France doesn’t plan to raise diesel tax, the ruling Socialist Party chief said after its ministers contradicted each other on whether to increase the tariff.
“We can’t have more taxes,” Harlem Desir told France Info radio. “No increase is planned either by the government or the majority. We have to avoid discord between ministers.”
Industry Minister Arnaud Montebourg yesterday said France shouldn’t refill state coffers with a tax change that may hurt local carmakers. The comment contrasts with Environment Minister Delphine Batho’s backing last month of a higher tariff to curb pollution dangerous to health and demand pressure on refineries. Montebourg has sparred with Batho in the past over a decision to ban fracking, used to extract oil and gas from shale formations.
Diesel, making up about 80 percent of the market for fuel used by French cars, has been taxed less than gasoline for decades because of its use for trucks and farm vehicles.
“We can’t create worry or anxiety among the French,” Desir said. “We have to reconcile public health, ecology and industry and jobs. Clean motors would more likely be hybrids.”
French refiners have complained for years that demand for diesel exceeds supply from domestic producers. France imported 20.5 million tons of the fuel last year and exported 4 million tons of gasoline, the Union Francaise des Industries Petrolieres lobby says. Diesel demand grew 7.5 percent to 38.1 million tons last year, while gasoline fell 6.5 percent to 7.3 million tons.
Total SA, Europe’s third-biggest oil company, has invested in its largest French refinery to produce more diesel. About 73 percent of new cars sold in France last year ran on the fuel, figures from the French automakers’ association show.
The diesel tax rate makes it 20 cents cheaper than gasoline per liter (0.26 gallon), according to UFIP. Making the rates the same would hand the government about 8 billion euros ($10.4 billion) of revenue a year based on demand in 2012, it says.
New diesel cars sold in France with pollution filters are “safe,” Montebourg said yesterday in an interview with iTele. “The problem is old diesel cars that pollute.” A program to encourge replacing old vehicles for new may help, he said.
“This should not benefit foreign carmakers,” he added.
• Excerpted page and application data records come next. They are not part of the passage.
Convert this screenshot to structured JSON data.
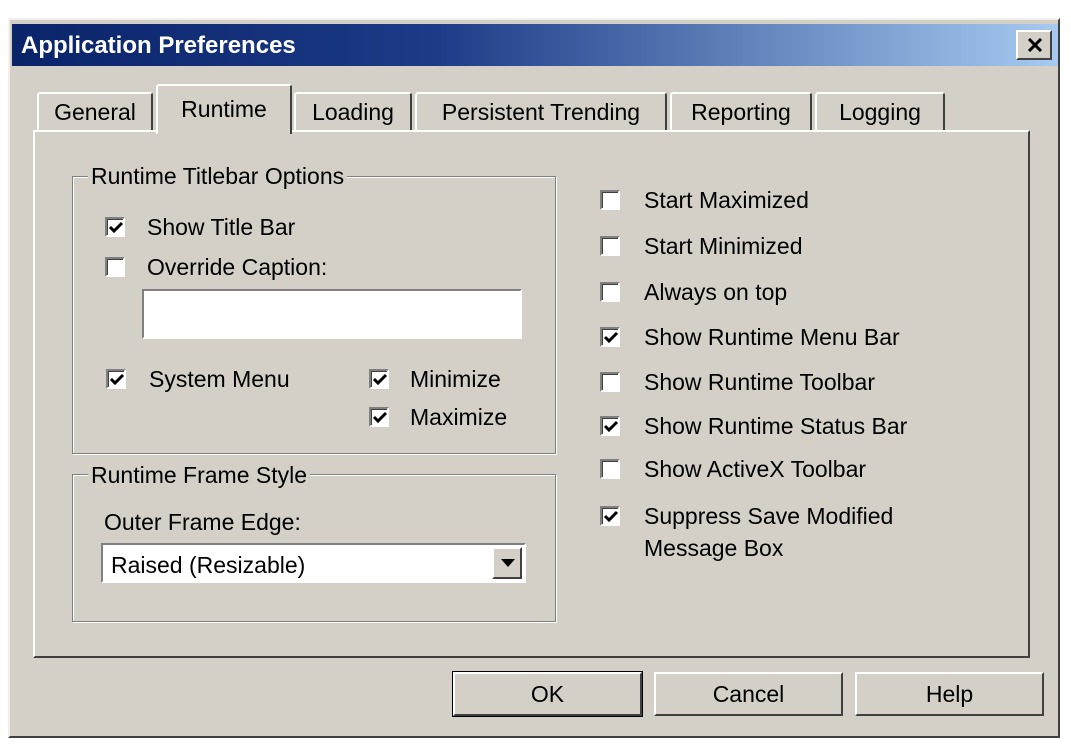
{
  "window": {
    "title": "Application Preferences"
  },
  "tabs": [
    {
      "label": "General",
      "active": false
    },
    {
      "label": "Runtime",
      "active": true
    },
    {
      "label": "Loading",
      "active": false
    },
    {
      "label": "Persistent Trending",
      "active": false
    },
    {
      "label": "Reporting",
      "active": false
    },
    {
      "label": "Logging",
      "active": false
    }
  ],
  "titlebar_options": {
    "legend": "Runtime Titlebar Options",
    "show_title_bar": {
      "label": "Show Title Bar",
      "checked": true
    },
    "override_caption": {
      "label": "Override Caption:",
      "checked": false,
      "value": ""
    },
    "system_menu": {
      "label": "System Menu",
      "checked": true
    },
    "minimize": {
      "label": "Minimize",
      "checked": true
    },
    "maximize": {
      "label": "Maximize",
      "checked": true
    }
  },
  "frame_style": {
    "legend": "Runtime Frame Style",
    "outer_frame_label": "Outer Frame Edge:",
    "outer_frame_value": "Raised (Resizable)"
  },
  "right_options": [
    {
      "label": "Start Maximized",
      "checked": false
    },
    {
      "label": "Start Minimized",
      "checked": false
    },
    {
      "label": "Always on top",
      "checked": false
    },
    {
      "label": "Show Runtime Menu Bar",
      "checked": true
    },
    {
      "label": "Show Runtime Toolbar",
      "checked": false
    },
    {
      "label": "Show Runtime Status Bar",
      "checked": true
    },
    {
      "label": "Show ActiveX Toolbar",
      "checked": false
    },
    {
      "label": "Suppress Save Modified",
      "label_line2": "Message Box",
      "checked": true
    }
  ],
  "buttons": {
    "ok": "OK",
    "cancel": "Cancel",
    "help": "Help"
  },
  "colors": {
    "face": "#d4d0c8",
    "title_start": "#0a246a",
    "title_end": "#a6caf0"
  }
}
To contact the reporter on this story: Tara Patel in Paris at firstname.lastname@example.org
To contact the editor responsible for this story: Will Kennedy at email@example.com